It’s early winter 2019, and I’m sitting across the corner of a fashionable bar restaurant from my daughter, Leda. She lives in California, but she’s in New York on business for one night only. I’m brimming with happiness to be with her.
Not only have I been cancer free for six years, but Leda and Tim have given birth to our granddaughter Juno. I felt so grateful, and yet something was nagging me. I’m a freelance documentary cameraman/filmmaker, and I hadn’t worked consistently in months.
I’ve spent decades building my reputation as a go to creative partner for documentary filmmakers. I’d built my identity around my professional reputation, but my phone simply wasn’t ringing with offers of work. Leda had been hearing my fears about being forgotten professionally for weeks. I felt confronted with a situation I didn’t ask for. With startling, gentle clarity she asked me, “How does it feel to be in semi-retirement?”
At first, I wasn’t sure how I felt or how to answer her.
Then, when I examined what was actually happening in my professional life, I recognized that an independent documentary I was directing and producing in my personal time was waiting to be finished. I’d been using my paying jobs to steer me away from something far more creative and far more challenging than anything I’d ever taken on before. Facing this reality, I feel alternately excited and daunted. I’m moving into uncharted waters, calling on drive and talent from within that doesn’t involve others calling on me, but rather me rallying others. This is a whole new territory for me.
Another obstacle to face and overcome. Don’t mistake me; cancer is nothing like being unsure you want to get married or have kids, the profound questions raised by its diagnosis bear no resemblance to contemplating how to spend your time when you decide to retire.

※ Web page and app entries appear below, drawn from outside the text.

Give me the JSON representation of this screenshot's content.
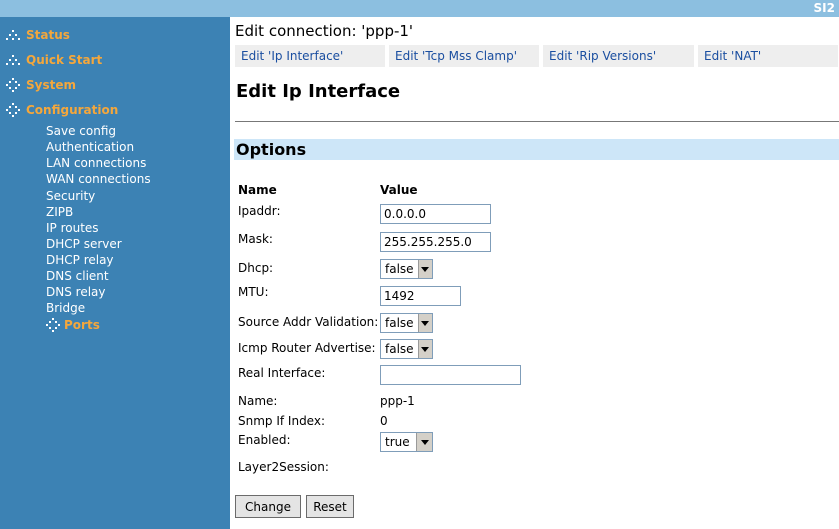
{
  "header": {
    "brand": "SI2"
  },
  "sidebar": {
    "main": [
      "Status",
      "Quick Start",
      "System",
      "Configuration"
    ],
    "sub": [
      "Save config",
      "Authentication",
      "LAN connections",
      "WAN connections",
      "Security",
      "ZIPB",
      "IP routes",
      "DHCP server",
      "DHCP relay",
      "DNS client",
      "DNS relay",
      "Bridge"
    ],
    "active": "Ports"
  },
  "main": {
    "connection_title": "Edit connection: 'ppp-1'",
    "tabs": [
      "Edit 'Ip Interface'",
      "Edit 'Tcp Mss Clamp'",
      "Edit 'Rip Versions'",
      "Edit 'NAT'"
    ],
    "page_title": "Edit Ip Interface",
    "section_title": "Options",
    "col_name": "Name",
    "col_value": "Value"
  },
  "form": {
    "ipaddr": {
      "label": "Ipaddr:",
      "value": "0.0.0.0"
    },
    "mask": {
      "label": "Mask:",
      "value": "255.255.255.0"
    },
    "dhcp": {
      "label": "Dhcp:",
      "value": "false"
    },
    "mtu": {
      "label": "MTU:",
      "value": "1492"
    },
    "source_addr_validation": {
      "label": "Source Addr Validation:",
      "value": "false"
    },
    "icmp_router_advertise": {
      "label": "Icmp Router Advertise:",
      "value": "false"
    },
    "real_interface": {
      "label": "Real Interface:",
      "value": ""
    },
    "name": {
      "label": "Name:",
      "value": "ppp-1"
    },
    "snmp_if_index": {
      "label": "Snmp If Index:",
      "value": "0"
    },
    "enabled": {
      "label": "Enabled:",
      "value": "true"
    },
    "layer2session": {
      "label": "Layer2Session:"
    }
  },
  "buttons": {
    "change": "Change",
    "reset": "Reset"
  },
  "colors": {
    "sidebar": "#3c82b4",
    "accent": "#f4a73c",
    "topbar": "#8cbfe0",
    "section": "#cde6f8"
  }
}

Still, it’s taken my whole life to realize this: It’s the obstacles, the resistances to ‘what’s so’ – and how I choose to encounter them – that have shaped who I am. What else is there to live for?
Image: Lolabelle in the Bardo (Laurie Anderson)